**EXERCISE PROMPT:**
The records below are to be written out again, exactly as they appear.

*-*-*

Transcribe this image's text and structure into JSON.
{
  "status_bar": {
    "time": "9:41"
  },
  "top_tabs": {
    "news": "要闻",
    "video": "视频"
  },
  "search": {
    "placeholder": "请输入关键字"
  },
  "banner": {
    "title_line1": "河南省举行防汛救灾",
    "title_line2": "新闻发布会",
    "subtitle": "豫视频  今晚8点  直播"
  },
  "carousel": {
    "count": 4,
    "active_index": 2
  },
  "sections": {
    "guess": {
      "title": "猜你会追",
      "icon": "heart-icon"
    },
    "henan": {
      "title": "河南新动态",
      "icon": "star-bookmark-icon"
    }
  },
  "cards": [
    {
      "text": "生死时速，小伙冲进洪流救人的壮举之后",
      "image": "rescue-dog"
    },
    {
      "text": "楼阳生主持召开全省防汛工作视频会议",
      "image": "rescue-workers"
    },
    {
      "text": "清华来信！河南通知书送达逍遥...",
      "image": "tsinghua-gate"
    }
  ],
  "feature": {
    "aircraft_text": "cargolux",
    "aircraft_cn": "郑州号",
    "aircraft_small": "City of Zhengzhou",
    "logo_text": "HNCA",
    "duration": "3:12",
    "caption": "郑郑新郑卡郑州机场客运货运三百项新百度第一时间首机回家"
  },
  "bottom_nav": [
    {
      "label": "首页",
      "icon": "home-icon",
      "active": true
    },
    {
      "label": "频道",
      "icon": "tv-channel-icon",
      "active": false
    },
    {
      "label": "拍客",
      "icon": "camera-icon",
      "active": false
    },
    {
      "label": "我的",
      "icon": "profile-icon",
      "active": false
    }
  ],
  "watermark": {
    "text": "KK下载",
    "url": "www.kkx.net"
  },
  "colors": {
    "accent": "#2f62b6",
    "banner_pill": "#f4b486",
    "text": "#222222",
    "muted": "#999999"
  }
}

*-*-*

**RESPONSE TO THIS EXERCISE:**
Transcribe this image's text and structure into JSON.
{
  "status_bar": {
    "time": "9:41"
  },
  "top_tabs": {
    "news": "要闻",
    "video": "视频"
  },
  "search": {
    "placeholder": "请输入关键字"
  },
  "banner": {
    "title_line1": "河南省举行防汛救灾",
    "title_line2": "新闻发布会",
    "subtitle": "豫视频  今晚8点  直播"
  },
  "carousel": {
    "count": 4,
    "active_index": 2
  },
  "sections": {
    "guess": {
      "title": "猜你会追",
      "icon": "heart-icon"
    },
    "henan": {
      "title": "河南新动态",
      "icon": "star-bookmark-icon"
    }
  },
  "cards": [
    {
      "text": "生死时速，小伙冲进洪流救人的壮举之后",
      "image": "rescue-dog"
    },
    {
      "text": "楼阳生主持召开全省防汛工作视频会议",
      "image": "rescue-workers"
    },
    {
      "text": "清华来信！河南通知书送达逍遥...",
      "image": "tsinghua-gate"
    }
  ],
  "feature": {
    "aircraft_text": "cargolux",
    "aircraft_cn": "郑州号",
    "aircraft_small": "City of Zhengzhou",
    "logo_text": "HNCA",
    "duration": "3:12",
    "caption": "郑郑新郑卡郑州机场客运货运三百项新百度第一时间首机回家"
  },
  "bottom_nav": [
    {
      "label": "首页",
      "icon": "home-icon",
      "active": true
    },
    {
      "label": "频道",
      "icon": "tv-channel-icon",
      "active": false
    },
    {
      "label": "拍客",
      "icon": "camera-icon",
      "active": false
    },
    {
      "label": "我的",
      "icon": "profile-icon",
      "active": false
    }
  ],
  "watermark": {
    "text": "KK下载",
    "url": "www.kkx.net"
  },
  "colors": {
    "accent": "#2f62b6",
    "banner_pill": "#f4b486",
    "text": "#222222",
    "muted": "#999999"
  }
}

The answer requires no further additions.